Instructions to follow:
In full and unchanged, set down the entries that follow, with no images.

Provided records:
---------------

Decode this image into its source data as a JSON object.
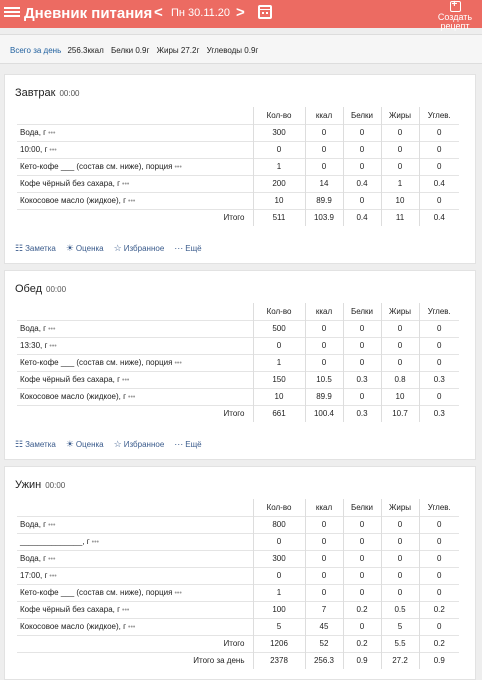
{
  "header": {
    "title": "Дневник питания",
    "prev": "<",
    "date": "Пн 30.11.20",
    "next": ">",
    "create_line1": "Создать",
    "create_line2": "рецепт"
  },
  "summary": {
    "label": "Всего за день",
    "kcal": "256.3ккал",
    "protein": "Белки 0.9г",
    "fat": "Жиры 27.2г",
    "carbs": "Углеводы 0.9г"
  },
  "columns": [
    "Кол-во",
    "ккал",
    "Белки",
    "Жиры",
    "Углев."
  ],
  "actions": {
    "note": "Заметка",
    "rating": "Оценка",
    "favorite": "Избранное",
    "more": "Ещё"
  },
  "meals": [
    {
      "title": "Завтрак",
      "time": "00:00",
      "rows": [
        {
          "name": "Вода, г",
          "dots": "•••",
          "qty": "300",
          "kcal": "0",
          "protein": "0",
          "fat": "0",
          "carbs": "0"
        },
        {
          "name": "10:00, г",
          "dots": "•••",
          "qty": "0",
          "kcal": "0",
          "protein": "0",
          "fat": "0",
          "carbs": "0"
        },
        {
          "name": "Кето-кофе ___ (состав см. ниже), порция",
          "dots": "•••",
          "qty": "1",
          "kcal": "0",
          "protein": "0",
          "fat": "0",
          "carbs": "0"
        },
        {
          "name": "Кофе чёрный без сахара, г",
          "dots": "•••",
          "qty": "200",
          "kcal": "14",
          "protein": "0.4",
          "fat": "1",
          "carbs": "0.4"
        },
        {
          "name": "Кокосовое масло (жидкое), г",
          "dots": "•••",
          "qty": "10",
          "kcal": "89.9",
          "protein": "0",
          "fat": "10",
          "carbs": "0"
        }
      ],
      "total": {
        "label": "Итого",
        "qty": "511",
        "kcal": "103.9",
        "protein": "0.4",
        "fat": "11",
        "carbs": "0.4"
      }
    },
    {
      "title": "Обед",
      "time": "00:00",
      "rows": [
        {
          "name": "Вода, г",
          "dots": "•••",
          "qty": "500",
          "kcal": "0",
          "protein": "0",
          "fat": "0",
          "carbs": "0"
        },
        {
          "name": "13:30, г",
          "dots": "•••",
          "qty": "0",
          "kcal": "0",
          "protein": "0",
          "fat": "0",
          "carbs": "0"
        },
        {
          "name": "Кето-кофе ___ (состав см. ниже), порция",
          "dots": "•••",
          "qty": "1",
          "kcal": "0",
          "protein": "0",
          "fat": "0",
          "carbs": "0"
        },
        {
          "name": "Кофе чёрный без сахара, г",
          "dots": "•••",
          "qty": "150",
          "kcal": "10.5",
          "protein": "0.3",
          "fat": "0.8",
          "carbs": "0.3"
        },
        {
          "name": "Кокосовое масло (жидкое), г",
          "dots": "•••",
          "qty": "10",
          "kcal": "89.9",
          "protein": "0",
          "fat": "10",
          "carbs": "0"
        }
      ],
      "total": {
        "label": "Итого",
        "qty": "661",
        "kcal": "100.4",
        "protein": "0.3",
        "fat": "10.7",
        "carbs": "0.3"
      }
    },
    {
      "title": "Ужин",
      "time": "00:00",
      "rows": [
        {
          "name": "Вода, г",
          "dots": "•••",
          "qty": "800",
          "kcal": "0",
          "protein": "0",
          "fat": "0",
          "carbs": "0"
        },
        {
          "name": "______________, г",
          "dots": "•••",
          "qty": "0",
          "kcal": "0",
          "protein": "0",
          "fat": "0",
          "carbs": "0"
        },
        {
          "name": "Вода, г",
          "dots": "•••",
          "qty": "300",
          "kcal": "0",
          "protein": "0",
          "fat": "0",
          "carbs": "0"
        },
        {
          "name": "17:00, г",
          "dots": "•••",
          "qty": "0",
          "kcal": "0",
          "protein": "0",
          "fat": "0",
          "carbs": "0"
        },
        {
          "name": "Кето-кофе ___ (состав см. ниже), порция",
          "dots": "•••",
          "qty": "1",
          "kcal": "0",
          "protein": "0",
          "fat": "0",
          "carbs": "0"
        },
        {
          "name": "Кофе чёрный без сахара, г",
          "dots": "•••",
          "qty": "100",
          "kcal": "7",
          "protein": "0.2",
          "fat": "0.5",
          "carbs": "0.2"
        },
        {
          "name": "Кокосовое масло (жидкое), г",
          "dots": "•••",
          "qty": "5",
          "kcal": "45",
          "protein": "0",
          "fat": "5",
          "carbs": "0"
        }
      ],
      "total": {
        "label": "Итого",
        "qty": "1206",
        "kcal": "52",
        "protein": "0.2",
        "fat": "5.5",
        "carbs": "0.2"
      },
      "day_total": {
        "label": "Итого за день",
        "qty": "2378",
        "kcal": "256.3",
        "protein": "0.9",
        "fat": "27.2",
        "carbs": "0.9"
      }
    }
  ]
}
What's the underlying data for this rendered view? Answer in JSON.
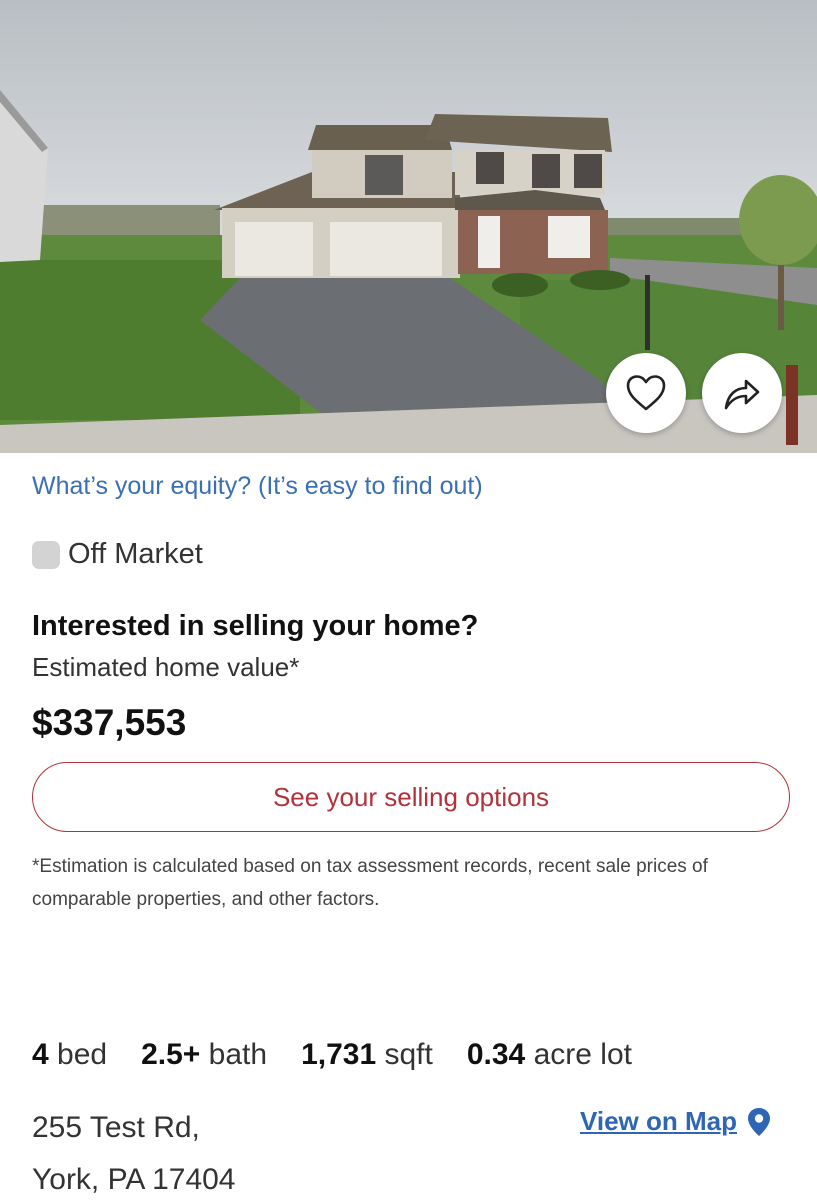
{
  "listing": {
    "equity_link": "What’s your equity? (It’s easy to find out)",
    "status": "Off Market",
    "sell_title": "Interested in selling your home?",
    "estimate_label": "Estimated home value*",
    "estimate_value": "$337,553",
    "sell_button": "See your selling options",
    "disclaimer": "*Estimation is calculated based on tax assessment records, recent sale prices of comparable properties, and other factors.",
    "facts": [
      {
        "value": "4",
        "unit": "bed"
      },
      {
        "value": "2.5+",
        "unit": "bath"
      },
      {
        "value": "1,731",
        "unit": "sqft"
      },
      {
        "value": "0.34",
        "unit": "acre lot"
      }
    ],
    "address_line1": "255 Test Rd,",
    "address_line2": "York, PA 17404",
    "map_link": "View on Map"
  },
  "icons": {
    "favorite": "heart-icon",
    "share": "share-arrow-icon",
    "map_pin": "map-pin-icon"
  },
  "colors": {
    "link_blue": "#3a6fb3",
    "accent_red": "#b3313a",
    "status_gray": "#d3d3d3"
  }
}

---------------

Exercise answer:
Decode this image into its source data as a JSON object.
{
  "header": {
    "title": "Дневник питания",
    "prev": "<",
    "date": "Пн 30.11.20",
    "next": ">",
    "create_line1": "Создать",
    "create_line2": "рецепт"
  },
  "summary": {
    "label": "Всего за день",
    "kcal": "256.3ккал",
    "protein": "Белки 0.9г",
    "fat": "Жиры 27.2г",
    "carbs": "Углеводы 0.9г"
  },
  "columns": [
    "Кол-во",
    "ккал",
    "Белки",
    "Жиры",
    "Углев."
  ],
  "actions": {
    "note": "Заметка",
    "rating": "Оценка",
    "favorite": "Избранное",
    "more": "Ещё"
  },
  "meals": [
    {
      "title": "Завтрак",
      "time": "00:00",
      "rows": [
        {
          "name": "Вода, г",
          "dots": "•••",
          "qty": "300",
          "kcal": "0",
          "protein": "0",
          "fat": "0",
          "carbs": "0"
        },
        {
          "name": "10:00, г",
          "dots": "•••",
          "qty": "0",
          "kcal": "0",
          "protein": "0",
          "fat": "0",
          "carbs": "0"
        },
        {
          "name": "Кето-кофе ___ (состав см. ниже), порция",
          "dots": "•••",
          "qty": "1",
          "kcal": "0",
          "protein": "0",
          "fat": "0",
          "carbs": "0"
        },
        {
          "name": "Кофе чёрный без сахара, г",
          "dots": "•••",
          "qty": "200",
          "kcal": "14",
          "protein": "0.4",
          "fat": "1",
          "carbs": "0.4"
        },
        {
          "name": "Кокосовое масло (жидкое), г",
          "dots": "•••",
          "qty": "10",
          "kcal": "89.9",
          "protein": "0",
          "fat": "10",
          "carbs": "0"
        }
      ],
      "total": {
        "label": "Итого",
        "qty": "511",
        "kcal": "103.9",
        "protein": "0.4",
        "fat": "11",
        "carbs": "0.4"
      }
    },
    {
      "title": "Обед",
      "time": "00:00",
      "rows": [
        {
          "name": "Вода, г",
          "dots": "•••",
          "qty": "500",
          "kcal": "0",
          "protein": "0",
          "fat": "0",
          "carbs": "0"
        },
        {
          "name": "13:30, г",
          "dots": "•••",
          "qty": "0",
          "kcal": "0",
          "protein": "0",
          "fat": "0",
          "carbs": "0"
        },
        {
          "name": "Кето-кофе ___ (состав см. ниже), порция",
          "dots": "•••",
          "qty": "1",
          "kcal": "0",
          "protein": "0",
          "fat": "0",
          "carbs": "0"
        },
        {
          "name": "Кофе чёрный без сахара, г",
          "dots": "•••",
          "qty": "150",
          "kcal": "10.5",
          "protein": "0.3",
          "fat": "0.8",
          "carbs": "0.3"
        },
        {
          "name": "Кокосовое масло (жидкое), г",
          "dots": "•••",
          "qty": "10",
          "kcal": "89.9",
          "protein": "0",
          "fat": "10",
          "carbs": "0"
        }
      ],
      "total": {
        "label": "Итого",
        "qty": "661",
        "kcal": "100.4",
        "protein": "0.3",
        "fat": "10.7",
        "carbs": "0.3"
      }
    },
    {
      "title": "Ужин",
      "time": "00:00",
      "rows": [
        {
          "name": "Вода, г",
          "dots": "•••",
          "qty": "800",
          "kcal": "0",
          "protein": "0",
          "fat": "0",
          "carbs": "0"
        },
        {
          "name": "______________, г",
          "dots": "•••",
          "qty": "0",
          "kcal": "0",
          "protein": "0",
          "fat": "0",
          "carbs": "0"
        },
        {
          "name": "Вода, г",
          "dots": "•••",
          "qty": "300",
          "kcal": "0",
          "protein": "0",
          "fat": "0",
          "carbs": "0"
        },
        {
          "name": "17:00, г",
          "dots": "•••",
          "qty": "0",
          "kcal": "0",
          "protein": "0",
          "fat": "0",
          "carbs": "0"
        },
        {
          "name": "Кето-кофе ___ (состав см. ниже), порция",
          "dots": "•••",
          "qty": "1",
          "kcal": "0",
          "protein": "0",
          "fat": "0",
          "carbs": "0"
        },
        {
          "name": "Кофе чёрный без сахара, г",
          "dots": "•••",
          "qty": "100",
          "kcal": "7",
          "protein": "0.2",
          "fat": "0.5",
          "carbs": "0.2"
        },
        {
          "name": "Кокосовое масло (жидкое), г",
          "dots": "•••",
          "qty": "5",
          "kcal": "45",
          "protein": "0",
          "fat": "5",
          "carbs": "0"
        }
      ],
      "total": {
        "label": "Итого",
        "qty": "1206",
        "kcal": "52",
        "protein": "0.2",
        "fat": "5.5",
        "carbs": "0.2"
      },
      "day_total": {
        "label": "Итого за день",
        "qty": "2378",
        "kcal": "256.3",
        "protein": "0.9",
        "fat": "27.2",
        "carbs": "0.9"
      }
    }
  ]
}
What's the underlying data for this rendered view? Answer in JSON.
{
  "listing": {
    "equity_link": "What’s your equity? (It’s easy to find out)",
    "status": "Off Market",
    "sell_title": "Interested in selling your home?",
    "estimate_label": "Estimated home value*",
    "estimate_value": "$337,553",
    "sell_button": "See your selling options",
    "disclaimer": "*Estimation is calculated based on tax assessment records, recent sale prices of comparable properties, and other factors.",
    "facts": [
      {
        "value": "4",
        "unit": "bed"
      },
      {
        "value": "2.5+",
        "unit": "bath"
      },
      {
        "value": "1,731",
        "unit": "sqft"
      },
      {
        "value": "0.34",
        "unit": "acre lot"
      }
    ],
    "address_line1": "255 Test Rd,",
    "address_line2": "York, PA 17404",
    "map_link": "View on Map"
  },
  "icons": {
    "favorite": "heart-icon",
    "share": "share-arrow-icon",
    "map_pin": "map-pin-icon"
  },
  "colors": {
    "link_blue": "#3a6fb3",
    "accent_red": "#b3313a",
    "status_gray": "#d3d3d3"
  }
}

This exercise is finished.